#### PROBLEM DETAILS
Each line below with the word "icon" needs to be copied.

#### THE INPUT

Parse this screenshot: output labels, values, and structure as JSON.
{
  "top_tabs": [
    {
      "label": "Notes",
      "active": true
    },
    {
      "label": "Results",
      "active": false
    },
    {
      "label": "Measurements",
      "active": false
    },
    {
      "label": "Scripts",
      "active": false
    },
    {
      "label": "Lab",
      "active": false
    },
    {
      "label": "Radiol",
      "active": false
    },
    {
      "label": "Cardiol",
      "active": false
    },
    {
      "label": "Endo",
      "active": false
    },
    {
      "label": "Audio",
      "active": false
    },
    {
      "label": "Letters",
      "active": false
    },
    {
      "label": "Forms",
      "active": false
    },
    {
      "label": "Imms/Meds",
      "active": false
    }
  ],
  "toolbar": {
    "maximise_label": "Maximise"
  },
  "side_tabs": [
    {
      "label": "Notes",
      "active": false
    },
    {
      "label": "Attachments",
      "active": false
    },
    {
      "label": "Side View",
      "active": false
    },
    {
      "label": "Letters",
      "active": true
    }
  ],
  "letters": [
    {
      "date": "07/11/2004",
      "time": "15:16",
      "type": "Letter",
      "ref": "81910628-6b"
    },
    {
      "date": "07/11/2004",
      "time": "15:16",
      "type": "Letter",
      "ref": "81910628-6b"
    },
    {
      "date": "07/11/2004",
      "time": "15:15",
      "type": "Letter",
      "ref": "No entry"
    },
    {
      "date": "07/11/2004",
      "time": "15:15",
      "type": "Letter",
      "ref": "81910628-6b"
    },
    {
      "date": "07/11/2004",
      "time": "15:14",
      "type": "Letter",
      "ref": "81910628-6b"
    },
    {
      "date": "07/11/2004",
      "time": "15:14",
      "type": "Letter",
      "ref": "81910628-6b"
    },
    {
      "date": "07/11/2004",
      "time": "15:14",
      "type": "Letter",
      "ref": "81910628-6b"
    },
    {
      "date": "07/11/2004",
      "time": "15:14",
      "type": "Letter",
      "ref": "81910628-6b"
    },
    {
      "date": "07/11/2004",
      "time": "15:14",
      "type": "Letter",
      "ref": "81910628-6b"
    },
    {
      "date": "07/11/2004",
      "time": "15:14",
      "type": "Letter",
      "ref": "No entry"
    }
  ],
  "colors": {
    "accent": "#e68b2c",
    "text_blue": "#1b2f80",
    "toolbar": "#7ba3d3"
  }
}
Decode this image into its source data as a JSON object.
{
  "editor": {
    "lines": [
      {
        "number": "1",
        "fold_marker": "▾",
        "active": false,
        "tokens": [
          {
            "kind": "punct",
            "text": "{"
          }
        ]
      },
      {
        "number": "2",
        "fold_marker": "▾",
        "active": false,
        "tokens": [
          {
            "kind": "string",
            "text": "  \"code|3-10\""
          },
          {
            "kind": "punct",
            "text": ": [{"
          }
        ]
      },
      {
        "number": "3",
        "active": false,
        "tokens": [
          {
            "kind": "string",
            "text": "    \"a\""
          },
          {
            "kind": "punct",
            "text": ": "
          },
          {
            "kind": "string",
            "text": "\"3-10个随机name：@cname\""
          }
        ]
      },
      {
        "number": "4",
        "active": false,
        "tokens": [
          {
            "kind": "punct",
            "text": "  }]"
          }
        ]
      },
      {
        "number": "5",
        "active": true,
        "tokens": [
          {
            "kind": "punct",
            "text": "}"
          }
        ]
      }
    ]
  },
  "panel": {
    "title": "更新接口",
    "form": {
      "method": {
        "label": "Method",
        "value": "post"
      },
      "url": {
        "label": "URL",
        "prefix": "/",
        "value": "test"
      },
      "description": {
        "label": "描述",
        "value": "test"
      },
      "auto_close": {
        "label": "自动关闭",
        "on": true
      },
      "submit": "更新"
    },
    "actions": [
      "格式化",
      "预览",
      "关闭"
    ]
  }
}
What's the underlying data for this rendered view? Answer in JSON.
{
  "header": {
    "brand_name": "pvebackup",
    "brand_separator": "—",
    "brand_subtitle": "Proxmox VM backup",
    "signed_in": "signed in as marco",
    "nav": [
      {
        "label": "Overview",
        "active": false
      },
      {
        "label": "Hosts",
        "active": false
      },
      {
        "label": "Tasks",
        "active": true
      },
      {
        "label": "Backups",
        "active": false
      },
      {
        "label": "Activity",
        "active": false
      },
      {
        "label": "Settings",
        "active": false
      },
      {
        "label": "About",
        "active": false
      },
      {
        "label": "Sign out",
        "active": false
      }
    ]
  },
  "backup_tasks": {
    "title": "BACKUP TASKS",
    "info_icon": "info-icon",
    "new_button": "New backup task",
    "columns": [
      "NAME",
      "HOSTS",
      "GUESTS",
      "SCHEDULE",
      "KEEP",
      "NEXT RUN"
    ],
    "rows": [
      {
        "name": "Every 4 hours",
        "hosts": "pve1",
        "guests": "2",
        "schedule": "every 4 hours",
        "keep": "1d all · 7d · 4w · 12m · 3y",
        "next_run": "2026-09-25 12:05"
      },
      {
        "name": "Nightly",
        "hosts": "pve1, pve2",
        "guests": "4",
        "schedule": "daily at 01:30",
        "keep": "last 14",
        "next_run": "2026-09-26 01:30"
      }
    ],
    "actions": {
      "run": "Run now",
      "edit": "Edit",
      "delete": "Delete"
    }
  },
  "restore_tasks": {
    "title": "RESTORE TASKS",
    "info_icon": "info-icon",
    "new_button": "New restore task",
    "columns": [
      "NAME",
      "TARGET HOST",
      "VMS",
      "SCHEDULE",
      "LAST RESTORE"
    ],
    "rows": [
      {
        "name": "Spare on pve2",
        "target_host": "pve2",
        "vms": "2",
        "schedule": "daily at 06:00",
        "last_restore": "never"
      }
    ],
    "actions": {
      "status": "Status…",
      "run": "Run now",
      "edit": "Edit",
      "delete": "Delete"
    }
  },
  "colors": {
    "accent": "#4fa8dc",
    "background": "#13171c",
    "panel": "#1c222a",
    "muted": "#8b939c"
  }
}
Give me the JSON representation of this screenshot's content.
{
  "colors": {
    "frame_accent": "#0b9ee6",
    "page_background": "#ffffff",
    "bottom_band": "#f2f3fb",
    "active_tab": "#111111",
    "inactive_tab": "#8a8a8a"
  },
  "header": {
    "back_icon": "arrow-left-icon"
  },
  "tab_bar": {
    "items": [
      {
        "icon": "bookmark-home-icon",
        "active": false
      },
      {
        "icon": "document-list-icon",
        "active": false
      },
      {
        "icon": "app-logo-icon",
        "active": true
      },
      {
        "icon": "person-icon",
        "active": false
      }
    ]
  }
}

#### TASK SOLUTION
    "info_icon": "info-icon",
    "info_icon": "info-icon",
    "back_icon": "arrow-left-icon"
        "icon": "bookmark-home-icon",
        "icon": "document-list-icon",
        "icon": "app-logo-icon",
        "icon": "person-icon",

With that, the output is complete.